Among the records that follow, find each line holding the word "active" and copy it.
** Opening SOURCE DATA block **
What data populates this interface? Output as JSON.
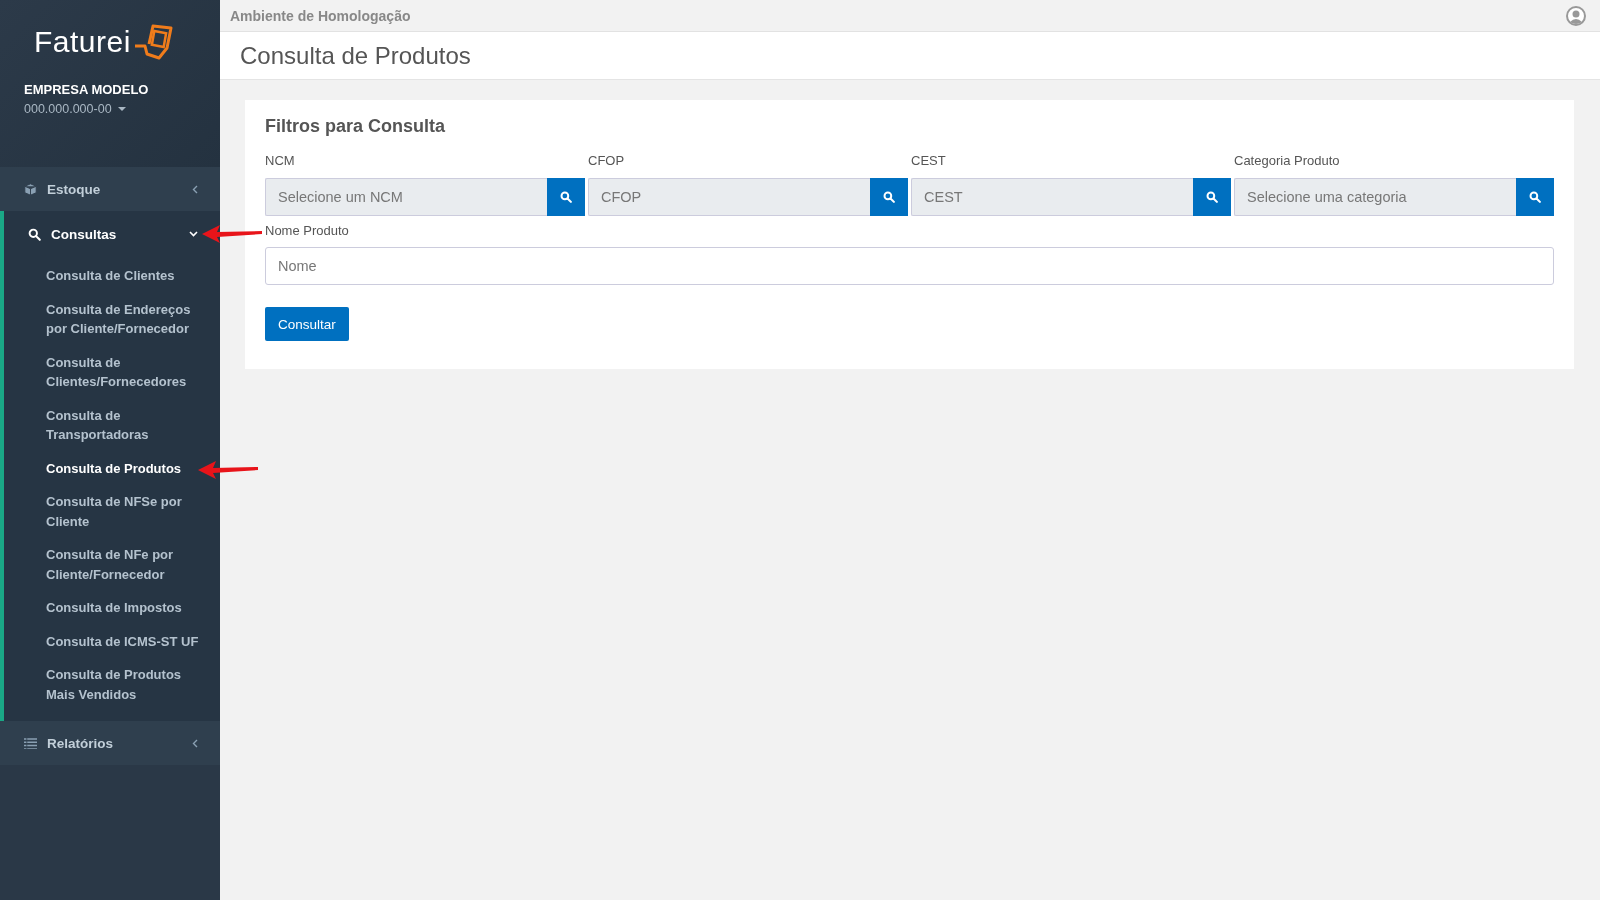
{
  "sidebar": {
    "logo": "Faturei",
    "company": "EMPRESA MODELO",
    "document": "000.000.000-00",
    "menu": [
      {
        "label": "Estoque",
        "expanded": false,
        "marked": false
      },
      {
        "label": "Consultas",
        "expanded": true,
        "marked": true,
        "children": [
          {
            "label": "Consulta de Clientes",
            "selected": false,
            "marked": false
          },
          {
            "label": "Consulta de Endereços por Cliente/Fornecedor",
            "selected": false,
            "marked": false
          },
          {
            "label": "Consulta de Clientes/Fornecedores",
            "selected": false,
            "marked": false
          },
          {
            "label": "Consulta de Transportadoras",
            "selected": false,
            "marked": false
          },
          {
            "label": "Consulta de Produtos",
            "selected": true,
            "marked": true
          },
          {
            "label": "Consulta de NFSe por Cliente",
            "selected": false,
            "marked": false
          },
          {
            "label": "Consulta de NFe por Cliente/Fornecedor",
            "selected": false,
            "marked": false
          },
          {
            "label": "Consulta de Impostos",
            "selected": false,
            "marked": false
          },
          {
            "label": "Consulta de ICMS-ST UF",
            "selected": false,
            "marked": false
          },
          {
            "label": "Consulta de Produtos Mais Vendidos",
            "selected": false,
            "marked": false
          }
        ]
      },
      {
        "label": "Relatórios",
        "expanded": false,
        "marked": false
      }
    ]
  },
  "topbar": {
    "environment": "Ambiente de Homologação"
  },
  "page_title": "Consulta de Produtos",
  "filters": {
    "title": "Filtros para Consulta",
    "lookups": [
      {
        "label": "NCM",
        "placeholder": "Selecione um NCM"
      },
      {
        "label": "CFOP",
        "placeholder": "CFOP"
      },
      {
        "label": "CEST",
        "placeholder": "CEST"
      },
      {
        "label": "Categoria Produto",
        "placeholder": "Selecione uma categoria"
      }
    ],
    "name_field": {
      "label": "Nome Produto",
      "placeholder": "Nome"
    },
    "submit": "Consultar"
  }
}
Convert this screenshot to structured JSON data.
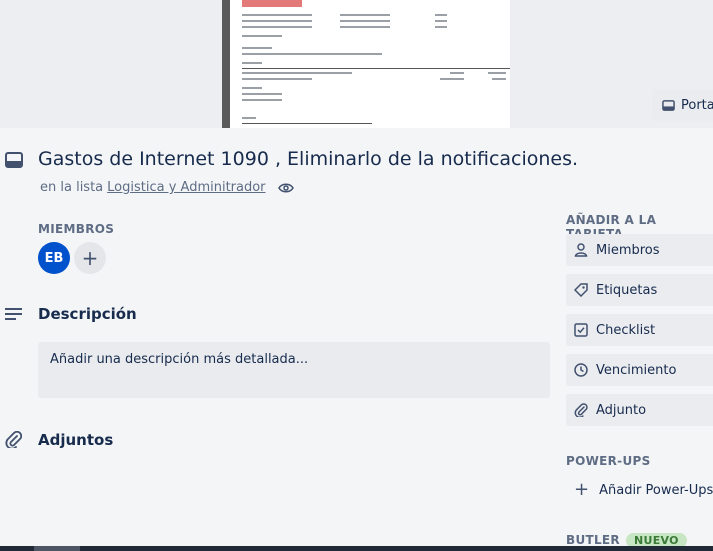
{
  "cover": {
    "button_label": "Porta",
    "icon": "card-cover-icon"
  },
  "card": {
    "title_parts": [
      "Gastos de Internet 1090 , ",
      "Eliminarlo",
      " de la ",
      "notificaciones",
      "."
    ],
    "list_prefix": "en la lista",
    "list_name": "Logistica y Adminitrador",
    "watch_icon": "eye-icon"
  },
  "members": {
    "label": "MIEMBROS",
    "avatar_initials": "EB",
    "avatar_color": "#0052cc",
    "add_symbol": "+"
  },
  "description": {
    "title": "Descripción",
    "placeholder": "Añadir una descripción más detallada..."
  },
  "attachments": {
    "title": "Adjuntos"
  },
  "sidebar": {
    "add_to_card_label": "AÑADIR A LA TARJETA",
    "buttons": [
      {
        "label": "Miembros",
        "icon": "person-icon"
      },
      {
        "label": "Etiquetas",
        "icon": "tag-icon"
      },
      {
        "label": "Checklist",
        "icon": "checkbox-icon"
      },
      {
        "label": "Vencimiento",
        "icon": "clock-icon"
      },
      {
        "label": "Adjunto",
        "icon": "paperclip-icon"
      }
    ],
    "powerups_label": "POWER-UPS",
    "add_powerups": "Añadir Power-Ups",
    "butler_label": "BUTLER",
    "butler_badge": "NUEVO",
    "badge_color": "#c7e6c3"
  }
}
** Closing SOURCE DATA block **
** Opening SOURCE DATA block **
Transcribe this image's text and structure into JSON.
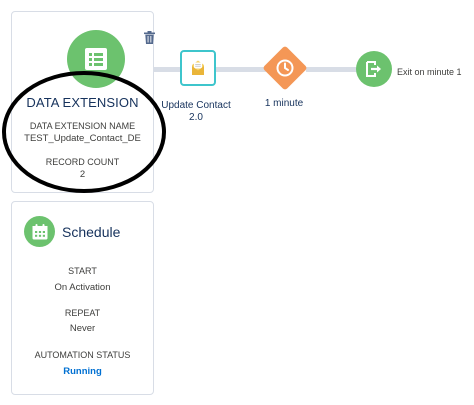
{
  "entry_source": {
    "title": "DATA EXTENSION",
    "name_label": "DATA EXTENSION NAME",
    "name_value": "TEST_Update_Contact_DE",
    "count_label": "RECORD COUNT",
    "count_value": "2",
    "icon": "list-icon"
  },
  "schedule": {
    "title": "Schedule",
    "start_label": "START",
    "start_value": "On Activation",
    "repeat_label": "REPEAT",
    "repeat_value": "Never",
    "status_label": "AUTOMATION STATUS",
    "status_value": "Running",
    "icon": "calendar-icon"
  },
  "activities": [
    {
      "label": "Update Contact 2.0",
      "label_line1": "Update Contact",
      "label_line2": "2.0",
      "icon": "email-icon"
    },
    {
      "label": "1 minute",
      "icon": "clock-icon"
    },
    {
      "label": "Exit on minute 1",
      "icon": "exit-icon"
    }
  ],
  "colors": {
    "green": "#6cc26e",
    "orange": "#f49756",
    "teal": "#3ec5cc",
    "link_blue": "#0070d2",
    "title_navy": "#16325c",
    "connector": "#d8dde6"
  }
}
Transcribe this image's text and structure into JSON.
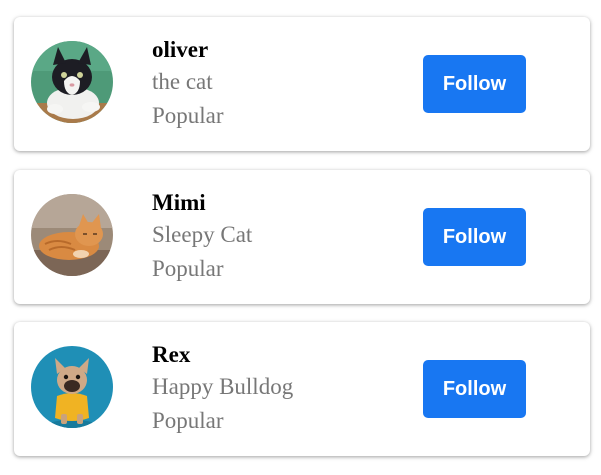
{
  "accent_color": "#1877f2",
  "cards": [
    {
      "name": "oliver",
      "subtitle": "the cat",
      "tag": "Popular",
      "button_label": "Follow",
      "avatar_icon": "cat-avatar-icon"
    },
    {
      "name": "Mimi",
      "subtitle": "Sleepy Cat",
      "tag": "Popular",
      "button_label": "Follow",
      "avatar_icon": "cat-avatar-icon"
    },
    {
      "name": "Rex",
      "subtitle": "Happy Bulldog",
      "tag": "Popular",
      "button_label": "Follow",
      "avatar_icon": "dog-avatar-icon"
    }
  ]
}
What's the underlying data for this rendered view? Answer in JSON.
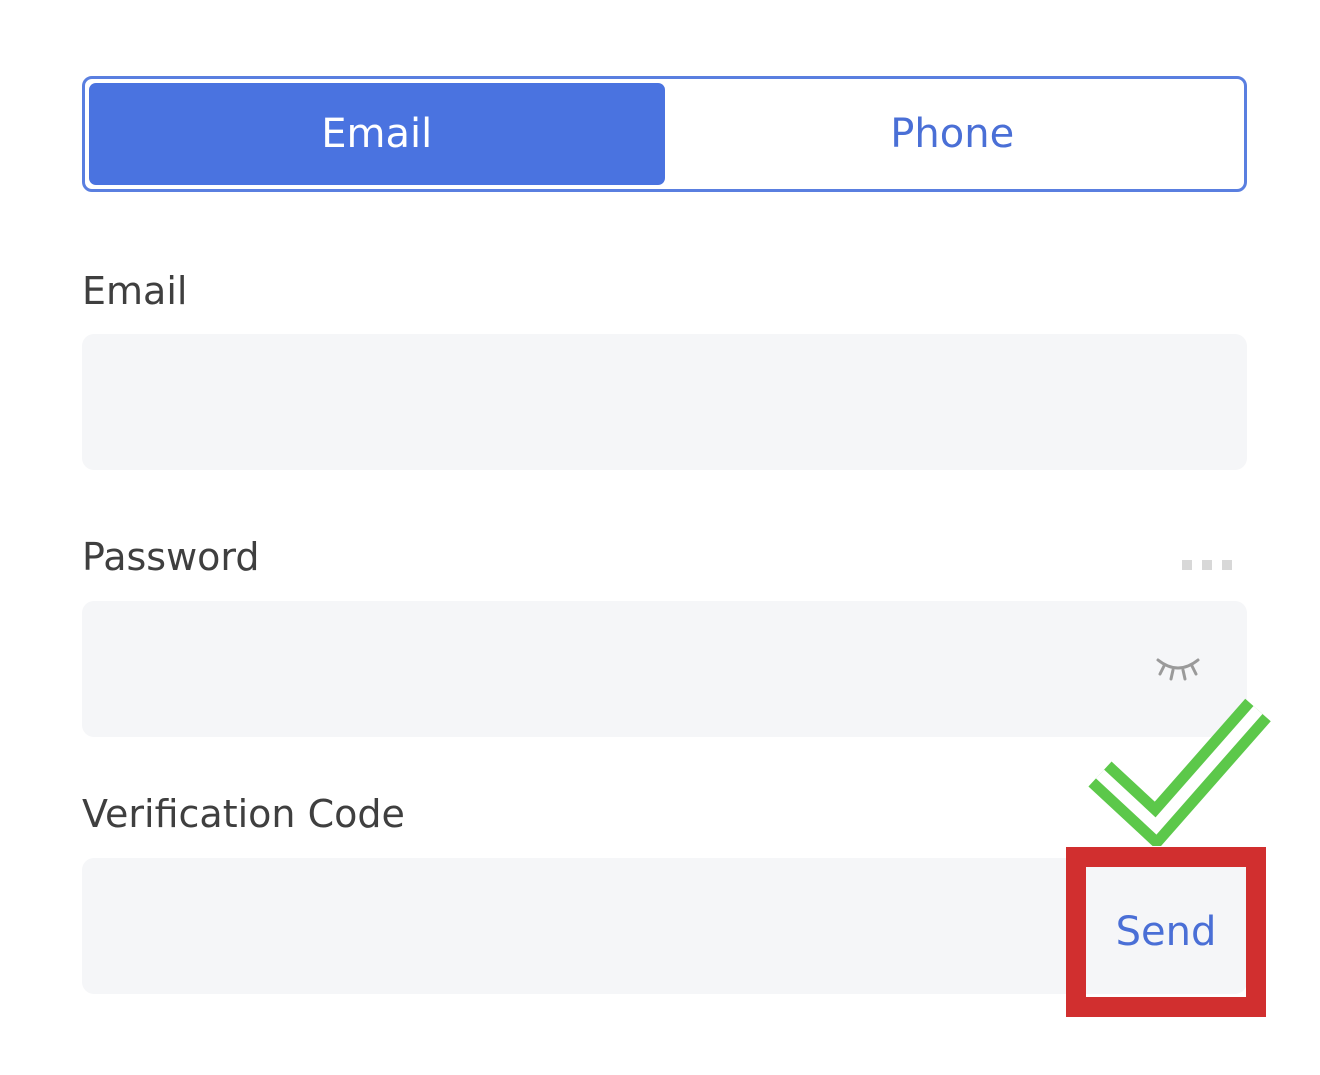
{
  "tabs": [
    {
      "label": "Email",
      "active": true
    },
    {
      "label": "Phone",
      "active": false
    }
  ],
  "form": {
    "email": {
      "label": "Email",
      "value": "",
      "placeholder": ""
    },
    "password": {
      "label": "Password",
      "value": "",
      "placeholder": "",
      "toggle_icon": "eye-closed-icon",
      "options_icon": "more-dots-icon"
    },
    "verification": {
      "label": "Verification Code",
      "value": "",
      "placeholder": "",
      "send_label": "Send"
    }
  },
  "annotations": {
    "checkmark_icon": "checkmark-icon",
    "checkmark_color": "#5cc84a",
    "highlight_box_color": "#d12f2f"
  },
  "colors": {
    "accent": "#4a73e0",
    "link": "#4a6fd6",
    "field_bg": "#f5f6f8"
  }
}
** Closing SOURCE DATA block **
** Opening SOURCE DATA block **
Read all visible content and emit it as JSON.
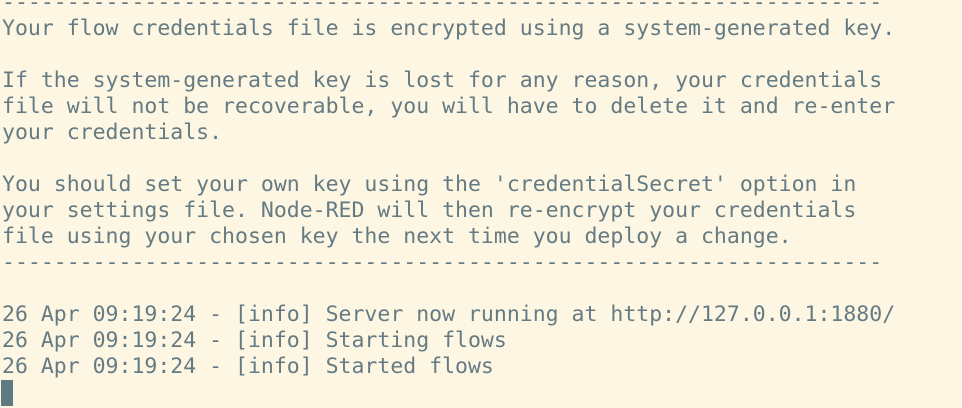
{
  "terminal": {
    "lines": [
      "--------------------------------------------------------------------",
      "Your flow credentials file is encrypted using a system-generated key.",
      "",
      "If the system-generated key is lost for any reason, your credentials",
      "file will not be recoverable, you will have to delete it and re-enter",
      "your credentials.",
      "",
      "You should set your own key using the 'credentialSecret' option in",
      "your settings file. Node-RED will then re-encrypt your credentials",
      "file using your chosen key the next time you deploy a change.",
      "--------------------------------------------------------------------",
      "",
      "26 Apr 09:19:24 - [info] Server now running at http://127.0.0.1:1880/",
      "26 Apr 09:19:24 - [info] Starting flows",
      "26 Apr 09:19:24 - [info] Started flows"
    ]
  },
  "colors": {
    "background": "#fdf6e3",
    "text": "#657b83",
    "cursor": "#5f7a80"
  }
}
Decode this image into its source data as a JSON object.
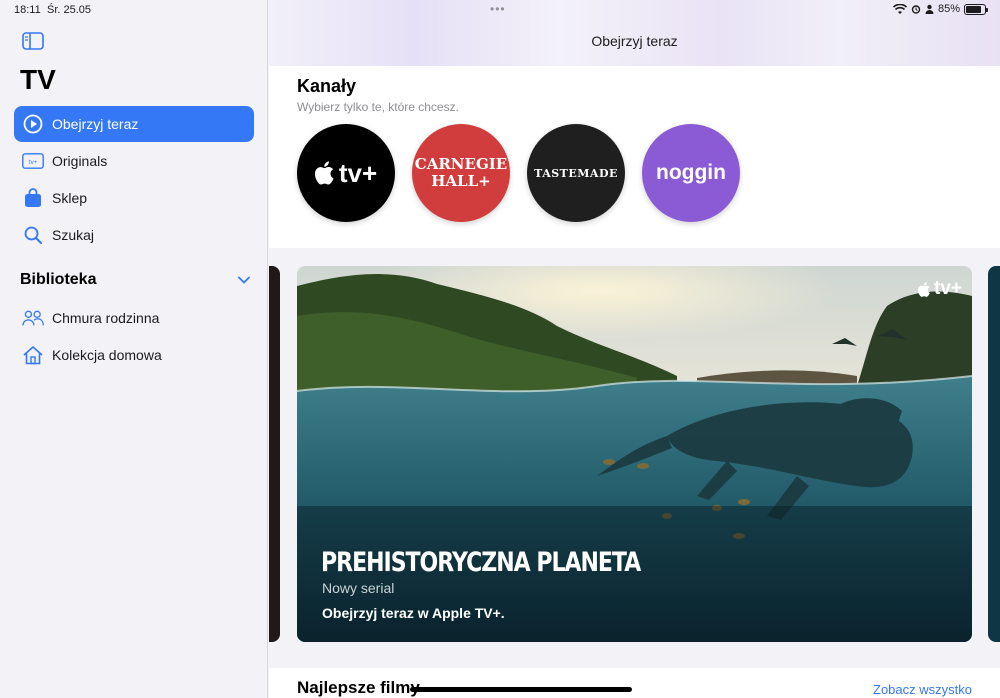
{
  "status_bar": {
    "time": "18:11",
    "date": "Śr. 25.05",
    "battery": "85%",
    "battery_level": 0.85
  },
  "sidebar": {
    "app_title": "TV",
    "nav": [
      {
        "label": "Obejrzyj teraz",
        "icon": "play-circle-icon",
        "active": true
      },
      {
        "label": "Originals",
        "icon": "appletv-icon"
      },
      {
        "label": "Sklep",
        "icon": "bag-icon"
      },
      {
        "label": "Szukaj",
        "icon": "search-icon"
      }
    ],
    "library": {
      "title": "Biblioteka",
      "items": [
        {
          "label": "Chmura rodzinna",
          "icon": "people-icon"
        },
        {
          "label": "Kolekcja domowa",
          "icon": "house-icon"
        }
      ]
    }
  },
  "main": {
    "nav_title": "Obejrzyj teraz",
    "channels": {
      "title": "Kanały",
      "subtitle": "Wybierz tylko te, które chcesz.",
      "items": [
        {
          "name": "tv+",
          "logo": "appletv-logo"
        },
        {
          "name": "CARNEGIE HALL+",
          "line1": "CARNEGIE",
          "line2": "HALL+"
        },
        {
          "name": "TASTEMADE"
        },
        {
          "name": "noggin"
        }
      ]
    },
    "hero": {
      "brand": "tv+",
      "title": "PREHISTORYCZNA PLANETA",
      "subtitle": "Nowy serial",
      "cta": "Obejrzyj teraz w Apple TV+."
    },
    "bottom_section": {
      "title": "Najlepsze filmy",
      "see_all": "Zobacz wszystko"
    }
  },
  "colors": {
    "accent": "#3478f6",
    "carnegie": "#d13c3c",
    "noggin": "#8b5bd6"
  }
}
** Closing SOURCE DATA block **
_TASK OUTPUT:_
      "active": true
      "active": false
        "active": true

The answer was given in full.